■ INSTRUCTIONS TO FOLLOW: The whole listing that follows, pictures excepted, should be printed again exactly as given.

-------- DATASET RECORDS --------

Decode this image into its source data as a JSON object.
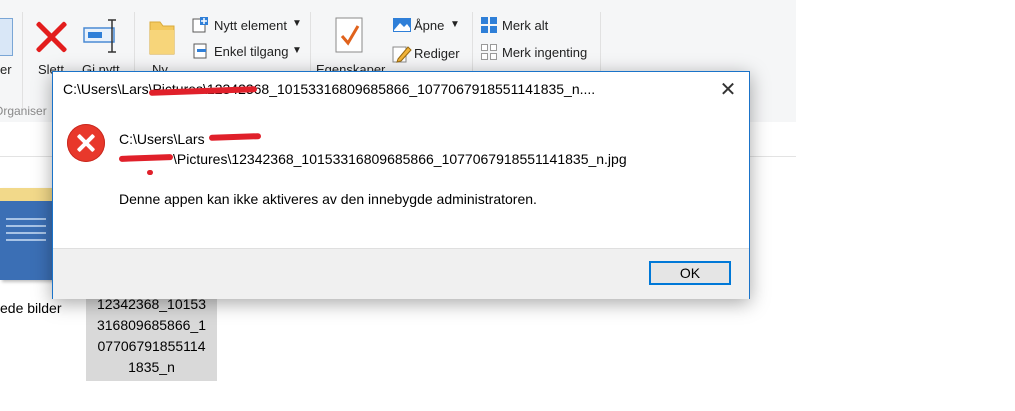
{
  "ribbon": {
    "partial_left_label": "er",
    "delete_label": "Slett",
    "rename_label": "Gi nytt",
    "organize_label": "Organiser",
    "new_label": "Ny",
    "new_item_label": "Nytt element",
    "easy_access_label": "Enkel tilgang",
    "properties_label": "Egenskaper",
    "open_label": "Åpne",
    "edit_label": "Rediger",
    "select_all_label": "Merk alt",
    "select_none_label": "Merk ingenting"
  },
  "files": {
    "folder_label": "ede bilder",
    "selected_file_name_lines": [
      "12342368_10153",
      "316809685866_1",
      "07706791855114",
      "1835_n"
    ]
  },
  "dialog": {
    "title": "C:\\Users\\Lars\\Pictures\\12342368_10153316809685866_1077067918551141835_n....",
    "path_line_1": "C:\\Users\\Lars",
    "path_line_2": "\\Pictures\\12342368_10153316809685866_1077067918551141835_n.jpg",
    "message": "Denne appen kan ikke aktiveres av den innebygde administratoren.",
    "ok_label": "OK",
    "close_glyph": "✕"
  },
  "colors": {
    "dialog_border": "#1a73c9",
    "error_red": "#e8382b",
    "button_focus": "#0078d7",
    "redaction": "#e0202a"
  },
  "icons": [
    "delete-icon",
    "rename-icon",
    "new-folder-icon",
    "new-item-icon",
    "easy-access-icon",
    "properties-icon",
    "open-icon",
    "edit-icon",
    "select-all-icon",
    "select-none-icon",
    "error-icon",
    "close-icon"
  ]
}
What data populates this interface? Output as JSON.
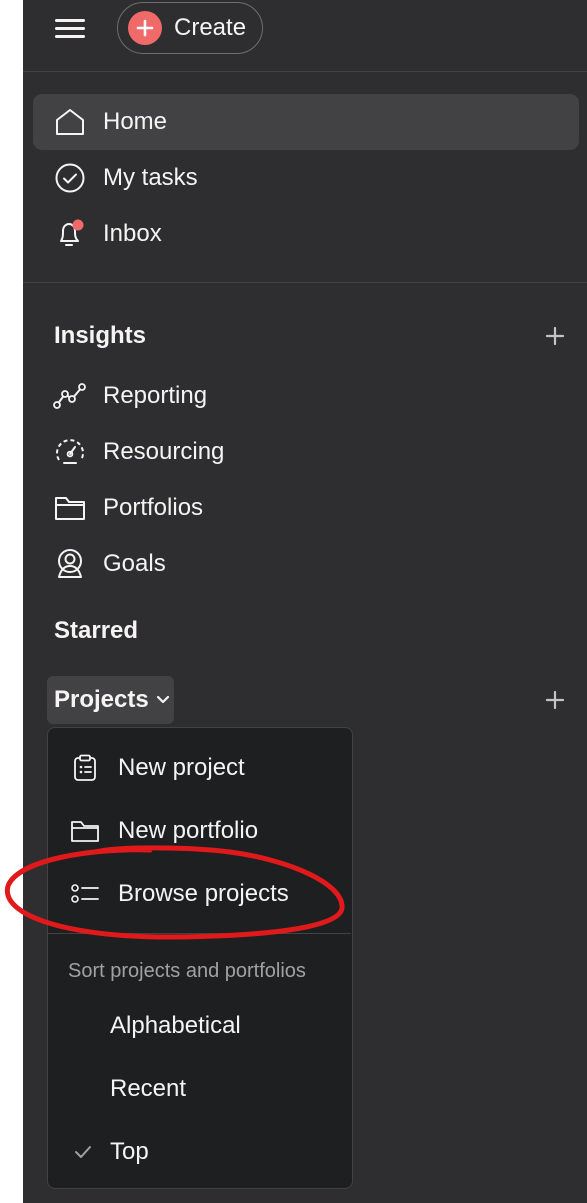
{
  "topbar": {
    "menu_icon": "hamburger-icon",
    "create_label": "Create",
    "create_icon": "plus-circle-icon"
  },
  "nav": {
    "items": [
      {
        "label": "Home",
        "icon": "home-icon",
        "active": true
      },
      {
        "label": "My tasks",
        "icon": "check-circle-icon",
        "active": false
      },
      {
        "label": "Inbox",
        "icon": "bell-icon",
        "active": false,
        "has_notification_dot": true
      }
    ]
  },
  "insights": {
    "title": "Insights",
    "items": [
      {
        "label": "Reporting",
        "icon": "line-chart-icon"
      },
      {
        "label": "Resourcing",
        "icon": "gauge-icon"
      },
      {
        "label": "Portfolios",
        "icon": "folder-icon"
      },
      {
        "label": "Goals",
        "icon": "goal-person-icon"
      }
    ]
  },
  "starred": {
    "title": "Starred"
  },
  "projects": {
    "label": "Projects",
    "menu": {
      "items": [
        {
          "label": "New project",
          "icon": "clipboard-icon"
        },
        {
          "label": "New portfolio",
          "icon": "folder-icon"
        },
        {
          "label": "Browse projects",
          "icon": "list-icon"
        }
      ],
      "sort_heading": "Sort projects and portfolios",
      "sort_options": [
        {
          "label": "Alphabetical",
          "selected": false
        },
        {
          "label": "Recent",
          "selected": false
        },
        {
          "label": "Top",
          "selected": true
        }
      ]
    }
  },
  "colors": {
    "sidebar_bg": "#2e2e30",
    "menu_bg": "#1e1f21",
    "accent": "#f06a6a",
    "annotation": "#e0191b"
  }
}
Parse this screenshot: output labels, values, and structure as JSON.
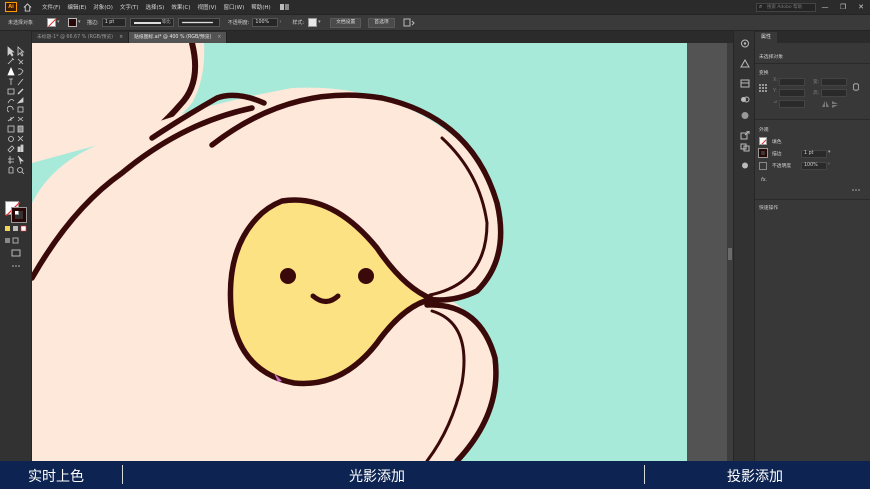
{
  "app": {
    "logo": "Ai",
    "search_placeholder": "搜索 Adobe 帮助"
  },
  "menu": [
    "文件(F)",
    "编辑(E)",
    "对象(O)",
    "文字(T)",
    "选择(S)",
    "效果(C)",
    "视图(V)",
    "窗口(W)",
    "帮助(H)"
  ],
  "window_controls": {
    "minimize": "—",
    "restore": "❐",
    "close": "✕"
  },
  "control_bar": {
    "selection": "未选择对象",
    "stroke_label": "描边:",
    "stroke_value": "1 pt",
    "stroke_profile": "等比",
    "opacity_label": "不透明度:",
    "opacity_value": "100%",
    "style_label": "样式:",
    "doc_setup": "文档设置",
    "preferences": "首选项"
  },
  "tabs": [
    {
      "label": "未标题-1* @ 66.67 % (RGB/预览)",
      "close": "×",
      "active": false
    },
    {
      "label": "贴纸图标.ai* @ 400 % (RGB/预览)",
      "close": "×",
      "active": true
    }
  ],
  "properties_panel": {
    "tab": "属性",
    "selection": "未选择对象",
    "transform": "变换",
    "x_label": "X:",
    "y_label": "Y:",
    "w_label": "宽:",
    "h_label": "高:",
    "appearance": "外观",
    "fill_label": "填色",
    "stroke_label": "描边",
    "stroke_value": "1 pt",
    "opacity_label": "不透明度",
    "opacity_value": "100%",
    "fx_label": "fx.",
    "quick_actions": "快速操作"
  },
  "colors": {
    "artboard_bg": "#a7eada",
    "hand_fill": "#fde8da",
    "outline": "#3a0a0a",
    "face_fill": "#fde283",
    "caption_bg": "#0d2452"
  },
  "captions": [
    "实时上色",
    "光影添加",
    "投影添加"
  ]
}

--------

■ ANSWER:
Decode this image into its source data as a JSON object.
{
  "ribbon": {
    "partial_left_label": "er",
    "delete_label": "Slett",
    "rename_label": "Gi nytt",
    "organize_label": "Organiser",
    "new_label": "Ny",
    "new_item_label": "Nytt element",
    "easy_access_label": "Enkel tilgang",
    "properties_label": "Egenskaper",
    "open_label": "Åpne",
    "edit_label": "Rediger",
    "select_all_label": "Merk alt",
    "select_none_label": "Merk ingenting"
  },
  "files": {
    "folder_label": "ede bilder",
    "selected_file_name_lines": [
      "12342368_10153",
      "316809685866_1",
      "07706791855114",
      "1835_n"
    ]
  },
  "dialog": {
    "title": "C:\\Users\\Lars\\Pictures\\12342368_10153316809685866_1077067918551141835_n....",
    "path_line_1": "C:\\Users\\Lars",
    "path_line_2": "\\Pictures\\12342368_10153316809685866_1077067918551141835_n.jpg",
    "message": "Denne appen kan ikke aktiveres av den innebygde administratoren.",
    "ok_label": "OK",
    "close_glyph": "✕"
  },
  "colors": {
    "dialog_border": "#1a73c9",
    "error_red": "#e8382b",
    "button_focus": "#0078d7",
    "redaction": "#e0202a"
  },
  "icons": [
    "delete-icon",
    "rename-icon",
    "new-folder-icon",
    "new-item-icon",
    "easy-access-icon",
    "properties-icon",
    "open-icon",
    "edit-icon",
    "select-all-icon",
    "select-none-icon",
    "error-icon",
    "close-icon"
  ]
}
What data populates this interface? Output as JSON.
{
  "topbar": {
    "menu_icon": "hamburger-icon",
    "create_label": "Create",
    "create_icon": "plus-circle-icon"
  },
  "nav": {
    "items": [
      {
        "label": "Home",
        "icon": "home-icon",
        "active": true
      },
      {
        "label": "My tasks",
        "icon": "check-circle-icon",
        "active": false
      },
      {
        "label": "Inbox",
        "icon": "bell-icon",
        "active": false,
        "has_notification_dot": true
      }
    ]
  },
  "insights": {
    "title": "Insights",
    "items": [
      {
        "label": "Reporting",
        "icon": "line-chart-icon"
      },
      {
        "label": "Resourcing",
        "icon": "gauge-icon"
      },
      {
        "label": "Portfolios",
        "icon": "folder-icon"
      },
      {
        "label": "Goals",
        "icon": "goal-person-icon"
      }
    ]
  },
  "starred": {
    "title": "Starred"
  },
  "projects": {
    "label": "Projects",
    "menu": {
      "items": [
        {
          "label": "New project",
          "icon": "clipboard-icon"
        },
        {
          "label": "New portfolio",
          "icon": "folder-icon"
        },
        {
          "label": "Browse projects",
          "icon": "list-icon"
        }
      ],
      "sort_heading": "Sort projects and portfolios",
      "sort_options": [
        {
          "label": "Alphabetical",
          "selected": false
        },
        {
          "label": "Recent",
          "selected": false
        },
        {
          "label": "Top",
          "selected": true
        }
      ]
    }
  },
  "colors": {
    "sidebar_bg": "#2e2e30",
    "menu_bg": "#1e1f21",
    "accent": "#f06a6a",
    "annotation": "#e0191b"
  }
}
Parse this screenshot: output labels, values, and structure as JSON.
{
  "app": {
    "logo": "Ai",
    "search_placeholder": "搜索 Adobe 帮助"
  },
  "menu": [
    "文件(F)",
    "编辑(E)",
    "对象(O)",
    "文字(T)",
    "选择(S)",
    "效果(C)",
    "视图(V)",
    "窗口(W)",
    "帮助(H)"
  ],
  "window_controls": {
    "minimize": "—",
    "restore": "❐",
    "close": "✕"
  },
  "control_bar": {
    "selection": "未选择对象",
    "stroke_label": "描边:",
    "stroke_value": "1 pt",
    "stroke_profile": "等比",
    "opacity_label": "不透明度:",
    "opacity_value": "100%",
    "style_label": "样式:",
    "doc_setup": "文档设置",
    "preferences": "首选项"
  },
  "tabs": [
    {
      "label": "未标题-1* @ 66.67 % (RGB/预览)",
      "close": "×",
      "active": false
    },
    {
      "label": "贴纸图标.ai* @ 400 % (RGB/预览)",
      "close": "×",
      "active": true
    }
  ],
  "properties_panel": {
    "tab": "属性",
    "selection": "未选择对象",
    "transform": "变换",
    "x_label": "X:",
    "y_label": "Y:",
    "w_label": "宽:",
    "h_label": "高:",
    "appearance": "外观",
    "fill_label": "填色",
    "stroke_label": "描边",
    "stroke_value": "1 pt",
    "opacity_label": "不透明度",
    "opacity_value": "100%",
    "fx_label": "fx.",
    "quick_actions": "快速操作"
  },
  "colors": {
    "artboard_bg": "#a7eada",
    "hand_fill": "#fde8da",
    "outline": "#3a0a0a",
    "face_fill": "#fde283",
    "caption_bg": "#0d2452"
  },
  "captions": [
    "实时上色",
    "光影添加",
    "投影添加"
  ]
}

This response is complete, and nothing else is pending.